**WHAT YOU SHOULD DO**
Pull every line with "product" from the entries below.

(Excerpts from an interface dataset)
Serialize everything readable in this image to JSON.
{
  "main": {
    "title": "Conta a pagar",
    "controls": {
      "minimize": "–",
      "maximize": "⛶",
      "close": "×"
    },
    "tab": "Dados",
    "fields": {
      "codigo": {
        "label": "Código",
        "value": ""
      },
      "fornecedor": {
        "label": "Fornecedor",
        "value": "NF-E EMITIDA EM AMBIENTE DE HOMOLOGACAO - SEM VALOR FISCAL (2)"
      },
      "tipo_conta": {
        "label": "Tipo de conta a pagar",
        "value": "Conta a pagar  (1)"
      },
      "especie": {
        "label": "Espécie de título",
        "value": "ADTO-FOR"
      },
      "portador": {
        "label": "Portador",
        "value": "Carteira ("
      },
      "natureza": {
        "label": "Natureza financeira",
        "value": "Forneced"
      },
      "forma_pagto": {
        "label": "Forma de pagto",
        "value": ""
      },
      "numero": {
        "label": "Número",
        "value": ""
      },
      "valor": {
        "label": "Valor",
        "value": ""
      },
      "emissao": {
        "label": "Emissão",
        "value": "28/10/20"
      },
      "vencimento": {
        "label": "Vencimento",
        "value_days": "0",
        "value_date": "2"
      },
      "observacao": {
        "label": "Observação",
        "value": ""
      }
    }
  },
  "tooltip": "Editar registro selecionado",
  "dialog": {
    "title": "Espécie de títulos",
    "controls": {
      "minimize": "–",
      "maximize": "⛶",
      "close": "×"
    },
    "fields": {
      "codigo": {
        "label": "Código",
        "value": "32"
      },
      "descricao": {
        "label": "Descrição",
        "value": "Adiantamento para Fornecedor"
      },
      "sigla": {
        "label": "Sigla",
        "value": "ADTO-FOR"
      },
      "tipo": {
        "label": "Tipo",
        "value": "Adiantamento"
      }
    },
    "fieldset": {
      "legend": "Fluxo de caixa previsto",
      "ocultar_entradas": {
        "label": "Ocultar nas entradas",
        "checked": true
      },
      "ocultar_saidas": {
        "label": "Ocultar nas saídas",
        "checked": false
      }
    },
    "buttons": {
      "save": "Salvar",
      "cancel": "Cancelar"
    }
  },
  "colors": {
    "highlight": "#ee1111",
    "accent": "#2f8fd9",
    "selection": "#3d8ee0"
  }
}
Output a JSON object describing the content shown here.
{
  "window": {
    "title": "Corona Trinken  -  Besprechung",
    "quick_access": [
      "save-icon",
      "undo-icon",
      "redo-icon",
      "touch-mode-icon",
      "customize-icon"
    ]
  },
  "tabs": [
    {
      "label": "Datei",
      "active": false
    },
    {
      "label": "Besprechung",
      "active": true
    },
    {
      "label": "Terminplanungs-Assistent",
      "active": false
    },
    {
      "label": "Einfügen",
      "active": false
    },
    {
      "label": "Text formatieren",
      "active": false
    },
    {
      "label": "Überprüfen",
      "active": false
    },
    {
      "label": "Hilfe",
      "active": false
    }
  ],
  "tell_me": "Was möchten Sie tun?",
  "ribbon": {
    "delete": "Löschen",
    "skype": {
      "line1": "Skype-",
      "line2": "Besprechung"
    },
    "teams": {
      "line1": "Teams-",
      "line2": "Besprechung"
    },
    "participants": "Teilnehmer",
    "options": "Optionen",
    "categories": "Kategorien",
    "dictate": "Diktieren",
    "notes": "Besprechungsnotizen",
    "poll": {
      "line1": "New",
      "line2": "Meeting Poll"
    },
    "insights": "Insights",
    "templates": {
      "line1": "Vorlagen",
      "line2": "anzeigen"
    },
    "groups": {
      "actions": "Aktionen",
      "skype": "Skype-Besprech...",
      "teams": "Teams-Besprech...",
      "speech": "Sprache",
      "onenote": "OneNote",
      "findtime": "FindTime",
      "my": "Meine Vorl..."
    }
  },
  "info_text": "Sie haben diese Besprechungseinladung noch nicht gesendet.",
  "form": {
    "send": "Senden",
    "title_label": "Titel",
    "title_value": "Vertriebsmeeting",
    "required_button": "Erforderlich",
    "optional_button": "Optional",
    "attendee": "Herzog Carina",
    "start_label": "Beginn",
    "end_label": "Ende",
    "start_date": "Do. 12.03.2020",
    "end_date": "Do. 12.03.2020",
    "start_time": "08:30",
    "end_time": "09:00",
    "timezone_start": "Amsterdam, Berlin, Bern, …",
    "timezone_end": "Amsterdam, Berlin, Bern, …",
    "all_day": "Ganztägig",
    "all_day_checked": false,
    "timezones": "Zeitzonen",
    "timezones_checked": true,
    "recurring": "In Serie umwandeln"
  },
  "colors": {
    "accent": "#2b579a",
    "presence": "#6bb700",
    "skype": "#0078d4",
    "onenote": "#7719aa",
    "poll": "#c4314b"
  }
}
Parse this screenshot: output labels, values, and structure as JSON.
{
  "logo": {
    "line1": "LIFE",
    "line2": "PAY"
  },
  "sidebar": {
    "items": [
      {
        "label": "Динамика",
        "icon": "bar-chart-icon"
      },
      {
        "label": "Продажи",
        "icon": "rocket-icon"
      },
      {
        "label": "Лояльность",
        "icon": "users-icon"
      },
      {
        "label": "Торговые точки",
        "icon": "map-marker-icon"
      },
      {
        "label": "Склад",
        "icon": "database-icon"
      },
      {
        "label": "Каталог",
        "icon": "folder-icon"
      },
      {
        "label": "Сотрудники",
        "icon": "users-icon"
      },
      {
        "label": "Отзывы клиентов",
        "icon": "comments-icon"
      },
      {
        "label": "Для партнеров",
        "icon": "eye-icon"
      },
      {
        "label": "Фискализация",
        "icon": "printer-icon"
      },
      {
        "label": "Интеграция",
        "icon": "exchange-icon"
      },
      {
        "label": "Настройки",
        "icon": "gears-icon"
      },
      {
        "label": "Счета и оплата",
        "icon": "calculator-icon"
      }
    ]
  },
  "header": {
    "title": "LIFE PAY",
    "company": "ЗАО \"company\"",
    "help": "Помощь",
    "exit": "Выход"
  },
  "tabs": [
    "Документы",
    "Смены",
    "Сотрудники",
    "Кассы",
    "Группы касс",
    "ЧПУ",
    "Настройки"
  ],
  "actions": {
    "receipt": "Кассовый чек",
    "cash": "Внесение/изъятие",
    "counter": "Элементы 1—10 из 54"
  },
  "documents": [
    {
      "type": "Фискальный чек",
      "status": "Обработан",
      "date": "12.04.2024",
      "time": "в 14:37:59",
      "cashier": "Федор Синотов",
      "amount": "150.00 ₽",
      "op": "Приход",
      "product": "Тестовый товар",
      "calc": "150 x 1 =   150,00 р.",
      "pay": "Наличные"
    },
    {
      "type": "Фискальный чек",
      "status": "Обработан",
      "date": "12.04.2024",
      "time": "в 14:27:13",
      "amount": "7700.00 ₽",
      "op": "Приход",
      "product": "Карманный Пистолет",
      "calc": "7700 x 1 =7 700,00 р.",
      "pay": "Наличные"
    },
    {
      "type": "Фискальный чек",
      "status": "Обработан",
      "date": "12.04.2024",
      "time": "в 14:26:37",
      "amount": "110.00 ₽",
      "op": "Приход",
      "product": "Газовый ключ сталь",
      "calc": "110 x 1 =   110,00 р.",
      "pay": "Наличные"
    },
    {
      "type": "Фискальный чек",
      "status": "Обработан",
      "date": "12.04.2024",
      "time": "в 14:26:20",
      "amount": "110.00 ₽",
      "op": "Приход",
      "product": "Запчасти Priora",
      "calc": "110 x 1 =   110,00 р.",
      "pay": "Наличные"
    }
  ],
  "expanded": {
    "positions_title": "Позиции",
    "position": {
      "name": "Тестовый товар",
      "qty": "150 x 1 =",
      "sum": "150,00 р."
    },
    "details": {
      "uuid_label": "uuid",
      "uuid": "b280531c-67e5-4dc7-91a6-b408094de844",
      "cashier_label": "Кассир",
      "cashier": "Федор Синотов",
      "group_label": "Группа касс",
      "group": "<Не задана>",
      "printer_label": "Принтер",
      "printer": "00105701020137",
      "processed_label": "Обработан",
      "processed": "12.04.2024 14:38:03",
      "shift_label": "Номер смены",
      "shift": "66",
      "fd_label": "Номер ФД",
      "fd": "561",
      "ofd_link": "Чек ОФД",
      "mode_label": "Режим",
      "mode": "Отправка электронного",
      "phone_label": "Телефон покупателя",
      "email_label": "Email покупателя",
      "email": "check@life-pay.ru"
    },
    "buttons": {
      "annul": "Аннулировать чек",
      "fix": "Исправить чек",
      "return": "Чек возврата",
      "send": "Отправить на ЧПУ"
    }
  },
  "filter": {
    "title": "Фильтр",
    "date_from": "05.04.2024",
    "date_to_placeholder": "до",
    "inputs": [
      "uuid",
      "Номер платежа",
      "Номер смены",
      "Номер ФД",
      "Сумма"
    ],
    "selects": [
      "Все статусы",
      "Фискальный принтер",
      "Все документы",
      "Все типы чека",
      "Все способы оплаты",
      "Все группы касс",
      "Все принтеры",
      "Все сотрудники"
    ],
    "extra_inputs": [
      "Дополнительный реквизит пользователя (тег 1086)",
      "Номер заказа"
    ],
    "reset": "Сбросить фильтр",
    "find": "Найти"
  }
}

**EXPECTED OUTPUT**
      "product": "Тестовый товар",
      "product": "Карманный Пистолет",
      "product": "Газовый ключ сталь",
      "product": "Запчасти Priora",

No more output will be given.